• [Work request]: Filter the listing below, please, and copy only the lines with the word "dynamics".

• [Record excerpts]:
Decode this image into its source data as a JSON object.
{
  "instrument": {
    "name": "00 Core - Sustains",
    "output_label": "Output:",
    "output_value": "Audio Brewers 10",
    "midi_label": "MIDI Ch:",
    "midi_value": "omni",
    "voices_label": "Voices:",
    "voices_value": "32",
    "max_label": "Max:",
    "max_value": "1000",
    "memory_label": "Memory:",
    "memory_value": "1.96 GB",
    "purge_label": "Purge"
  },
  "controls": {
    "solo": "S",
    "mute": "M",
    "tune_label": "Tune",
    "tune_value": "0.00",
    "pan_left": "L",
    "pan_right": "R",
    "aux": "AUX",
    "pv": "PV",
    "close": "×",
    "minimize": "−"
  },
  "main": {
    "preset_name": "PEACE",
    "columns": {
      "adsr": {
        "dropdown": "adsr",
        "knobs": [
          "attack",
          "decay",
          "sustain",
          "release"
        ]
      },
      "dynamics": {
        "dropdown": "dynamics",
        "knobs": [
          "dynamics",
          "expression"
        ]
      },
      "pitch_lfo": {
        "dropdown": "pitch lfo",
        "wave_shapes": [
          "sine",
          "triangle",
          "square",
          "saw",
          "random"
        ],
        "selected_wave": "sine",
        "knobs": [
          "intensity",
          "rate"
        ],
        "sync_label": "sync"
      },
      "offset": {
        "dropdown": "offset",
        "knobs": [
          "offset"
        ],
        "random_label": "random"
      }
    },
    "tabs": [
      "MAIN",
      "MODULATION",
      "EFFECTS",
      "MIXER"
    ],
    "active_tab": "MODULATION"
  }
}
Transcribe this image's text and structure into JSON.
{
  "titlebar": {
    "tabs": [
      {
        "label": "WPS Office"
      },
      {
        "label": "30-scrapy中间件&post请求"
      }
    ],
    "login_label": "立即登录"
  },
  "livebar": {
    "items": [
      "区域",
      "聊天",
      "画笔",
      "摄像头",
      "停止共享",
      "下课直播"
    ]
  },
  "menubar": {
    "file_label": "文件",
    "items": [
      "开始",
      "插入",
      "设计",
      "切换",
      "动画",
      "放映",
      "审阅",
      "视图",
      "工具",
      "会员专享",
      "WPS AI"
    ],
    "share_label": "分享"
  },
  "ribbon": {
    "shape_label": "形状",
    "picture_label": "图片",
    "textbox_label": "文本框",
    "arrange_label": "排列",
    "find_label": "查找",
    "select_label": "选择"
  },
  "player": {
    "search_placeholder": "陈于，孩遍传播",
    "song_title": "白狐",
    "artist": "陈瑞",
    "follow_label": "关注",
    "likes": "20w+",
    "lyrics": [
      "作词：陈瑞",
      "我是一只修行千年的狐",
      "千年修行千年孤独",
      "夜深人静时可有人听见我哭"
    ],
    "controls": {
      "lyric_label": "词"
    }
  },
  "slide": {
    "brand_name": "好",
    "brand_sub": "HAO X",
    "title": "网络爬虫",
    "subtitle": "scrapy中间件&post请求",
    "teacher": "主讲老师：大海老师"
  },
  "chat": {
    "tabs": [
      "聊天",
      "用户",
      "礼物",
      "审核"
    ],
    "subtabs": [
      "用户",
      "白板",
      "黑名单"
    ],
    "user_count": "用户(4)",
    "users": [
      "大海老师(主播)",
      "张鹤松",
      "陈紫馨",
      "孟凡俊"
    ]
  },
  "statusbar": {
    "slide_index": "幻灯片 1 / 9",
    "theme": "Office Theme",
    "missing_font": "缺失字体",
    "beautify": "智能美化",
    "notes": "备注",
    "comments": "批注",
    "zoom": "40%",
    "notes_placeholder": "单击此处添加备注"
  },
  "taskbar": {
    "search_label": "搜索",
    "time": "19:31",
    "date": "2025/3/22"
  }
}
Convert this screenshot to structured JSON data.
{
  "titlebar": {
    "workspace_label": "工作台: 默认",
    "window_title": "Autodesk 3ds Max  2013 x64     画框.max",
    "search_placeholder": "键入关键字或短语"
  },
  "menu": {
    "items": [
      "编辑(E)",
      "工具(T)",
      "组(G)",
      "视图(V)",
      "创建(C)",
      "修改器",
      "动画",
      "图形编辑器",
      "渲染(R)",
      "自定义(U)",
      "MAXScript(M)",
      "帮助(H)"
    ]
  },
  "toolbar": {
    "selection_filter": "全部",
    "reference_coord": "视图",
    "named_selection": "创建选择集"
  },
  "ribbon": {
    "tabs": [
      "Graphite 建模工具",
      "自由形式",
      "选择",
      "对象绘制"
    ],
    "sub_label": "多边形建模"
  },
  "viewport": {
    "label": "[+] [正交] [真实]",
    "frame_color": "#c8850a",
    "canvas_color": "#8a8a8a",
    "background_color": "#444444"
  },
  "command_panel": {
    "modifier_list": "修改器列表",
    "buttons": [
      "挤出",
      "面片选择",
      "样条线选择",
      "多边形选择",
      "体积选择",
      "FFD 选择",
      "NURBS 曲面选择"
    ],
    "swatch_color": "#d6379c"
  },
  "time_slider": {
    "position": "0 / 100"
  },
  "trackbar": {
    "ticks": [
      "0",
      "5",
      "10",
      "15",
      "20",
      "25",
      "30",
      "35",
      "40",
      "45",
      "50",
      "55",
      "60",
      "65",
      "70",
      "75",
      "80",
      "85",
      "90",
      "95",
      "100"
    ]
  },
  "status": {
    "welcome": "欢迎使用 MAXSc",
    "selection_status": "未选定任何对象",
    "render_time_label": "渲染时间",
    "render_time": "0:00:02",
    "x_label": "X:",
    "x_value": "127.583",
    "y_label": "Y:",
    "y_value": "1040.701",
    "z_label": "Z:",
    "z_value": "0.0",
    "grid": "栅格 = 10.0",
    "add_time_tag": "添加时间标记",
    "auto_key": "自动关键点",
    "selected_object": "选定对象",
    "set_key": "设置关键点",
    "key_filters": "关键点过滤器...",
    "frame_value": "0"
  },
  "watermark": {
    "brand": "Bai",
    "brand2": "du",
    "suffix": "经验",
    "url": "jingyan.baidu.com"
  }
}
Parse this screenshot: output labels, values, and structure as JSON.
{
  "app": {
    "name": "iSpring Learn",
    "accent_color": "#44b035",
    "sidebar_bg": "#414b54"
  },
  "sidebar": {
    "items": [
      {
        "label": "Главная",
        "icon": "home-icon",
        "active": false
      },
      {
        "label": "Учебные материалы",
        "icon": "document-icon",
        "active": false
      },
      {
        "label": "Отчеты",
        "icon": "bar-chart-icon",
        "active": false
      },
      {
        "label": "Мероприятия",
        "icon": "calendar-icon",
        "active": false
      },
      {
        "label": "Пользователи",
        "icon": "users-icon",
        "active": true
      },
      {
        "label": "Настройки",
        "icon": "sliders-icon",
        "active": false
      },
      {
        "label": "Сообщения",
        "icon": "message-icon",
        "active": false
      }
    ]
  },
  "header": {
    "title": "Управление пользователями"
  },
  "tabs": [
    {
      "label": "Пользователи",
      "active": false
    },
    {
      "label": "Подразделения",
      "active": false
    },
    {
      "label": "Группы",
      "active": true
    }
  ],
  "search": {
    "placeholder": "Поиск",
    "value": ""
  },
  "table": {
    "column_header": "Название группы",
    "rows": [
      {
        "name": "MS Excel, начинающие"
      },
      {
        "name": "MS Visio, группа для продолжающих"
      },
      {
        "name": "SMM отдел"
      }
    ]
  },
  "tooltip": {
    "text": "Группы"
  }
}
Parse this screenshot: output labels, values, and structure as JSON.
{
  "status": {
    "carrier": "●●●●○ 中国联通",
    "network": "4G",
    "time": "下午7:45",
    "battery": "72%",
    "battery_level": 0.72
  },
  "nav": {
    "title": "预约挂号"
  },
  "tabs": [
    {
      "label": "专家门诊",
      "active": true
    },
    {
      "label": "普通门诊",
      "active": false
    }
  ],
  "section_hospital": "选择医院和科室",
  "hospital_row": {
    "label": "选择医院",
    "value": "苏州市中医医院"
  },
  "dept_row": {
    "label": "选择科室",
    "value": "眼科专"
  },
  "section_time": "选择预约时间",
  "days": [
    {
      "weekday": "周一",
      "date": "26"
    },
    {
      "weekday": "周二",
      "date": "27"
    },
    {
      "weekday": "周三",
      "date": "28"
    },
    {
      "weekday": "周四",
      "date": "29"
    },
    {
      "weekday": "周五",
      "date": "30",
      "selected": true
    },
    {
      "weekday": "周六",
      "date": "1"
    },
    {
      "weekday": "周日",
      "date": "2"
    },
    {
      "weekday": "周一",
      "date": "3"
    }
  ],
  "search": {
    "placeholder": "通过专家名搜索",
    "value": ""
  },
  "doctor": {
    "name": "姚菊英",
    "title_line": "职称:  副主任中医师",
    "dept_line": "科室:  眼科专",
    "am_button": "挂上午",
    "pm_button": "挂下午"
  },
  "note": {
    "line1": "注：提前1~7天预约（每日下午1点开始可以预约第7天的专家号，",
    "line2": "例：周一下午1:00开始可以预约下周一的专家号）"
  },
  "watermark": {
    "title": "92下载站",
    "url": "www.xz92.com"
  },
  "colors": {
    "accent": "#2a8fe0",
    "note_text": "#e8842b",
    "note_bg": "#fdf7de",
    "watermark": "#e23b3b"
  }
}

• [Exercise result]:
      "dynamics": {
        "dropdown": "dynamics",
          "dynamics",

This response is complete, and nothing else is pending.